* **Activity**
Search the records for the string "sublabel" and copy every line where it turns up.

* **Supplied data**

= = = = =

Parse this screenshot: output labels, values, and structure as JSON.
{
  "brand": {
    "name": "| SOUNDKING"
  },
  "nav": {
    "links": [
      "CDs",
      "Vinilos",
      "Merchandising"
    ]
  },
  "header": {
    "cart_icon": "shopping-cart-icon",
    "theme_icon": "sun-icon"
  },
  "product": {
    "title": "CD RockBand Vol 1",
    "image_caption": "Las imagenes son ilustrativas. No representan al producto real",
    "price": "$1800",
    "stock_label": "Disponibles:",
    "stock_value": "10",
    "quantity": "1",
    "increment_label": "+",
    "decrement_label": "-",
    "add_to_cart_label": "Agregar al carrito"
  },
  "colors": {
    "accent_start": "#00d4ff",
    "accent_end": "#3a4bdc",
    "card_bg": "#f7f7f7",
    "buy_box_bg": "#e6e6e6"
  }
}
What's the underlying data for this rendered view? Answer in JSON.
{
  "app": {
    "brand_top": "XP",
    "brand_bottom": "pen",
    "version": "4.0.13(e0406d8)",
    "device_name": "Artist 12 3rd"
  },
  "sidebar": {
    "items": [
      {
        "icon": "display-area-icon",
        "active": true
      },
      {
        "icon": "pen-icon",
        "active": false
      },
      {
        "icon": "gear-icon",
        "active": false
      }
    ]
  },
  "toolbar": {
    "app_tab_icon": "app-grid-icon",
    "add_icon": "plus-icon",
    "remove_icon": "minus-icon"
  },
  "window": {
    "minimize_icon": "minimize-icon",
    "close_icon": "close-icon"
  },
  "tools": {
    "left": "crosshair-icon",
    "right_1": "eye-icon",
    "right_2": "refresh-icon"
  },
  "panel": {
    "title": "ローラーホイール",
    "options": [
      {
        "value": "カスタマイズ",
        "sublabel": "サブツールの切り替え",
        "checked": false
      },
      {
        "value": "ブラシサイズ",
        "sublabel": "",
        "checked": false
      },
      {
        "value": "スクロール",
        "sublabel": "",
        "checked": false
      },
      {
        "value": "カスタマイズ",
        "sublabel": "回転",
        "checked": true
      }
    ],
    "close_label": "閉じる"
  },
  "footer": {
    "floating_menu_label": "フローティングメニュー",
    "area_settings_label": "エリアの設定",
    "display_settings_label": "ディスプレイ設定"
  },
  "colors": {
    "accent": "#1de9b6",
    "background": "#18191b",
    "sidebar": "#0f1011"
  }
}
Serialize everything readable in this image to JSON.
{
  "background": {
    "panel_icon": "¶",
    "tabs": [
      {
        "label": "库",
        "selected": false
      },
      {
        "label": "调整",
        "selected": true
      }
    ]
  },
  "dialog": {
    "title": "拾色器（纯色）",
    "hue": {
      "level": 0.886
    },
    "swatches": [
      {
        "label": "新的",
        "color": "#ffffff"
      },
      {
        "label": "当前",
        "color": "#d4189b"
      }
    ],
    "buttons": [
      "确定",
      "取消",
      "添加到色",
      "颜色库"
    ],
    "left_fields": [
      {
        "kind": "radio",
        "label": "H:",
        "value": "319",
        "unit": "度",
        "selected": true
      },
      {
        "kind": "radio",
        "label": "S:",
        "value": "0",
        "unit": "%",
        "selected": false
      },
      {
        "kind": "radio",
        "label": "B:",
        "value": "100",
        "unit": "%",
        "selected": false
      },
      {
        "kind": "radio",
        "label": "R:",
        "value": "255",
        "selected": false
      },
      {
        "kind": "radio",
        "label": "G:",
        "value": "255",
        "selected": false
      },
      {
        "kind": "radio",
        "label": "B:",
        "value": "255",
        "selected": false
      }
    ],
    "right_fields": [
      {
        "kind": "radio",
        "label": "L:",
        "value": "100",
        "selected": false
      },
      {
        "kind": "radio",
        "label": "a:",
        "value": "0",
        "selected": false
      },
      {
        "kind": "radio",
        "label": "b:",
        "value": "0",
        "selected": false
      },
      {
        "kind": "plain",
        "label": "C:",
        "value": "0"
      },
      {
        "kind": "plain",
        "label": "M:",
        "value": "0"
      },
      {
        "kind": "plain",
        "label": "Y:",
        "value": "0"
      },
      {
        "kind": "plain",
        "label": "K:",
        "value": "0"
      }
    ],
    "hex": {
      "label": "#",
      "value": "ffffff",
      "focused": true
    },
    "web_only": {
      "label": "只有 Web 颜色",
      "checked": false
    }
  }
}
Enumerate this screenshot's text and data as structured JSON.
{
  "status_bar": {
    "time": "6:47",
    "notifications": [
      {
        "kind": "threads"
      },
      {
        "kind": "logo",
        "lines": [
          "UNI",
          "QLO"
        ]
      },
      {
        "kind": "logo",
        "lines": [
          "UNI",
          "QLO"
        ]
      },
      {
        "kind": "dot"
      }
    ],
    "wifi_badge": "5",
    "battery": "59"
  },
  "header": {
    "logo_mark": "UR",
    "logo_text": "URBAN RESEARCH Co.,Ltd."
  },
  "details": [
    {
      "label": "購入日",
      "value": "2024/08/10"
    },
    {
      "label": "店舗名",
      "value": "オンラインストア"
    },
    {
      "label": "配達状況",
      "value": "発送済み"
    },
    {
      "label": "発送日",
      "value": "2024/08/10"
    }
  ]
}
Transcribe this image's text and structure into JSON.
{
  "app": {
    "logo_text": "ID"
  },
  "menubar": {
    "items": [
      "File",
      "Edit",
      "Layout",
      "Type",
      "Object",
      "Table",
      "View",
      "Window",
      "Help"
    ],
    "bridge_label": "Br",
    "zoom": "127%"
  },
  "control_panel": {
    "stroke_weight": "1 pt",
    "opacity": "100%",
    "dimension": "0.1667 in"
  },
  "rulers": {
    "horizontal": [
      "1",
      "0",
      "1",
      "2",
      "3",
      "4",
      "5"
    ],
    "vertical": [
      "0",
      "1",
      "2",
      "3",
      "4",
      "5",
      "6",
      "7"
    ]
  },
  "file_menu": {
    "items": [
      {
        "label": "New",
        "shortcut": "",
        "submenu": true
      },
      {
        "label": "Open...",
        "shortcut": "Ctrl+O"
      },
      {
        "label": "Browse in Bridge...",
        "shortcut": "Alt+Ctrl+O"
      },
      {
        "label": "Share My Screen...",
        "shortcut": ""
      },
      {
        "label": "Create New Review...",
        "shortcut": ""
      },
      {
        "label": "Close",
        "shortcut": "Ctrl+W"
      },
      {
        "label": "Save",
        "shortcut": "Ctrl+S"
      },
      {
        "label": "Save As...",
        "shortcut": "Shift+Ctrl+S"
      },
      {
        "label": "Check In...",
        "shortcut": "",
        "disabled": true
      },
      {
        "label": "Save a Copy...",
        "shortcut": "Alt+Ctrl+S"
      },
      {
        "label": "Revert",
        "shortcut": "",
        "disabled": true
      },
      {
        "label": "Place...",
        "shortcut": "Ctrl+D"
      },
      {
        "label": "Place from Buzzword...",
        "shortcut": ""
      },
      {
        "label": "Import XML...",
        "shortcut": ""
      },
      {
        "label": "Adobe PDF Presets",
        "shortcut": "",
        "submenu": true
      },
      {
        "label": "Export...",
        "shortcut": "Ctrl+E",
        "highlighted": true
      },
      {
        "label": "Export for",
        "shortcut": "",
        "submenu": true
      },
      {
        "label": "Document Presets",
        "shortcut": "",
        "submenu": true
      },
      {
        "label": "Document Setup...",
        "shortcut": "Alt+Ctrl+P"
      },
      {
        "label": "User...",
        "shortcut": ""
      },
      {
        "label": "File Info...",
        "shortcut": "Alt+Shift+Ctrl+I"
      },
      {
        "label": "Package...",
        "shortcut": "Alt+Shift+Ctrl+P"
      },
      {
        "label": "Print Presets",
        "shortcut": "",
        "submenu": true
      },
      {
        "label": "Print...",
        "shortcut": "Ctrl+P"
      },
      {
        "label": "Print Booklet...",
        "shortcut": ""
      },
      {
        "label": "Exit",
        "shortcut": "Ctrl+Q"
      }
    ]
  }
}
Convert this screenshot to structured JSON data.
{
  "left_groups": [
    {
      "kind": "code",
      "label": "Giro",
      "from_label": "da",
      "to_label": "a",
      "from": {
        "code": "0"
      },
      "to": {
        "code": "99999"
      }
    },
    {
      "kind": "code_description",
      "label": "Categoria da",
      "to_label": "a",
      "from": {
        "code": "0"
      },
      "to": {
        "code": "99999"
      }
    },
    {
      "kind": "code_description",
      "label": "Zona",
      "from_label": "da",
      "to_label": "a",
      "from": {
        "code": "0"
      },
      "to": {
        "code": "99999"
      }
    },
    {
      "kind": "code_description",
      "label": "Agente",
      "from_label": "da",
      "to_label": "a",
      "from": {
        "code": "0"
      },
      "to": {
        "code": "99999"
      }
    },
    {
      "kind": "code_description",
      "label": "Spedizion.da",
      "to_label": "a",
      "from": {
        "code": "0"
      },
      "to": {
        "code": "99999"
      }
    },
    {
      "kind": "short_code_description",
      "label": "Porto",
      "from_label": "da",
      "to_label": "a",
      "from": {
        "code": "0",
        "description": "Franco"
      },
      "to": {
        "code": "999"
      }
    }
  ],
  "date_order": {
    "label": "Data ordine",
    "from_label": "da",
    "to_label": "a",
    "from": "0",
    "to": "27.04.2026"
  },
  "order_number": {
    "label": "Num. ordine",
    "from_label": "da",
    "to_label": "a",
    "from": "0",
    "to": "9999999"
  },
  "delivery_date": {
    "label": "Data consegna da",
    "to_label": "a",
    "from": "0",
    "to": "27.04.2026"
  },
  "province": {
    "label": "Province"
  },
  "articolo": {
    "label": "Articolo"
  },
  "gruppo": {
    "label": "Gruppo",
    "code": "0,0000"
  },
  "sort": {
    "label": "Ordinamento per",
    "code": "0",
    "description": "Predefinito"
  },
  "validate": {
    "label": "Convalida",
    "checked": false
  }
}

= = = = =

* **Exercise response**
        "sublabel": "サブツールの切り替え",
        "sublabel": "",
        "sublabel": "",
        "sublabel": "回転",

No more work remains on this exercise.